Siya Oum’s style, if you’re not familiar, is similar to that of J. Scott Campbell: all sharp features and angular bodies, with a more traditional “comic book” feel. It’s a different take relative to the Buffy to which I’m accustomed, but very smoothly rendered—and the inking team of Cafaro, Follini and Formisani provide excellent depth and shadow, especially in the visually busier library scenes. Eleanora Bruni keeps everything bright and poppy, her colors setting the right balance of darkness and levity, keeping us right in the groove of bubblegum horror that Buffy has always trod so well. Oum’s lines maintain enough of the original show cast for us to place who our key players are, but provide enough of a departure to let us sink our teeth (see what I did there? Cause vampires, and junk?) into this book as a fun, stand-alone Buffyverse delicacy.
Oh, and fair warning: Andolfo and Oum’s real payout here lie in the last story, Buffy’s of course, which is both touching and haunting, and makes the entire book more than worth the read. Seriously good stuff.

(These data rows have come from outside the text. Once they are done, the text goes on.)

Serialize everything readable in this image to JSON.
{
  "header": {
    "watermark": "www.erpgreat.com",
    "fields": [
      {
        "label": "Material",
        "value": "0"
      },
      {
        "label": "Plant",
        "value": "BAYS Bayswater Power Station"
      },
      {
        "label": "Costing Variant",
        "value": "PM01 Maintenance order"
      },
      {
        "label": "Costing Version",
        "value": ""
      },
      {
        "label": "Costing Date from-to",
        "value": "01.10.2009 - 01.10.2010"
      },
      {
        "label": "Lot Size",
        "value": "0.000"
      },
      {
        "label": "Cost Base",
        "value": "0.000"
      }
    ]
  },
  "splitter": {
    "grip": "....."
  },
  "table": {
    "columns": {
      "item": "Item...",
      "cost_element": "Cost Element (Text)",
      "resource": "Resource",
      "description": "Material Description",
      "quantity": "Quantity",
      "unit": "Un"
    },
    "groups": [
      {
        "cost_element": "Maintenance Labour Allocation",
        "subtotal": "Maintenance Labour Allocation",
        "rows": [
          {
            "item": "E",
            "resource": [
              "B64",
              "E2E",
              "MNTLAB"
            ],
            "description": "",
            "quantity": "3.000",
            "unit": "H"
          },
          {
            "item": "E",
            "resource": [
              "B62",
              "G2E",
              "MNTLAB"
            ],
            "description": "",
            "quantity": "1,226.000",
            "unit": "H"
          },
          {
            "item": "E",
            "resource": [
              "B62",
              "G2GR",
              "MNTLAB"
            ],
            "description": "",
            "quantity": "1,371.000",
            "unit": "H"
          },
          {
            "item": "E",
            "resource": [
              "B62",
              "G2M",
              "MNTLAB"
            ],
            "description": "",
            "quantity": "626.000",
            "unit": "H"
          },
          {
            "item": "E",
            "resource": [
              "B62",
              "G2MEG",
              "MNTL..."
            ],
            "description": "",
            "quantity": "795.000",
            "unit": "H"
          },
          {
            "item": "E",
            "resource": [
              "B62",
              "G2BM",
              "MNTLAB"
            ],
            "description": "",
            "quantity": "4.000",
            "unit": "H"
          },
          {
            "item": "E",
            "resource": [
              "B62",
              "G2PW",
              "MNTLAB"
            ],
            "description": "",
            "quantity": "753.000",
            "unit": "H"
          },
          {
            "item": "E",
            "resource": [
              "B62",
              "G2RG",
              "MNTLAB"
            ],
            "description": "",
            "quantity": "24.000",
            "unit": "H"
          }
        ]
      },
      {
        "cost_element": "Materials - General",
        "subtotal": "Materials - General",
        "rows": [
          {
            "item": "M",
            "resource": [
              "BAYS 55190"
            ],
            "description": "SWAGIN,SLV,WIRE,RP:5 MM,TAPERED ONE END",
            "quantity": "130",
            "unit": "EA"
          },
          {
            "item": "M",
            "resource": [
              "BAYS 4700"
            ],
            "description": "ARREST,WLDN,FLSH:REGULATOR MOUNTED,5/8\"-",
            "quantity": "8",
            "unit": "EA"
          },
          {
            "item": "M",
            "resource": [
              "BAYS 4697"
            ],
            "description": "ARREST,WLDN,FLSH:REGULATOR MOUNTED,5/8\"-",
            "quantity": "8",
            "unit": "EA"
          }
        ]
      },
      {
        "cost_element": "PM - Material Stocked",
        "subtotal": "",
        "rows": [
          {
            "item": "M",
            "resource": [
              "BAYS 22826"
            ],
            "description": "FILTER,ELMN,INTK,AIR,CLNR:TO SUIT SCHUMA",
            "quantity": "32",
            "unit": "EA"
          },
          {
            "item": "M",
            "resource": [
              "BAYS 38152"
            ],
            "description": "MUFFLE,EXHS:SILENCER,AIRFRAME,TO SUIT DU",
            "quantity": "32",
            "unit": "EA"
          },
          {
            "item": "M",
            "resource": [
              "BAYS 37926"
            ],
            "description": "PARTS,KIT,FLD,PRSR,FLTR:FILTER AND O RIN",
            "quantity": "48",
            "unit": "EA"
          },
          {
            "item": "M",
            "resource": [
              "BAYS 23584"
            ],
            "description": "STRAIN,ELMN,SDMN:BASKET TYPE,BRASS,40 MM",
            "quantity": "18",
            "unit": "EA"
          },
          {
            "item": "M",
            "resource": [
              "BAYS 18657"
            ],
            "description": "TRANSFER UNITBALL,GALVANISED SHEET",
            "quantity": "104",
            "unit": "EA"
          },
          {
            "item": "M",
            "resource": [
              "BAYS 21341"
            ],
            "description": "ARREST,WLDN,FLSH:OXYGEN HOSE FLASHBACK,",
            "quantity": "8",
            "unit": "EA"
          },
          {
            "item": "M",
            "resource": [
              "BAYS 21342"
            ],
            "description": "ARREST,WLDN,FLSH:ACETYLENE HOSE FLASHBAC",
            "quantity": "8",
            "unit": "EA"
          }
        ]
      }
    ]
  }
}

Ed Dukeshire, who seems to handle the lettering of practically every book I review and probably places word bubbles in his sleep (I bet he even eats Campbell’s alphabet soup for lunch to keep up his strength), does his usual yeoman’s job on this one. He doesn’t have a whole lot of fun sound effects work to play with, but with all the verbal storytelling, he had a job fitting everything in amongst Oum’s lines, and the work flows and ebbs exactly as it ought to.
Buffy the Vampire Slayer: Tea Time will be dropping at your local comic shop, at Amazon and on Comixology (and all the other usual spots) on Wednesday, June 30, for an MSRP of $7.99. Get your vamp-slayin’ booty out there and enjoy, pilgrim—and tell ‘em the Pullbox sent you!
Review by Andy Patch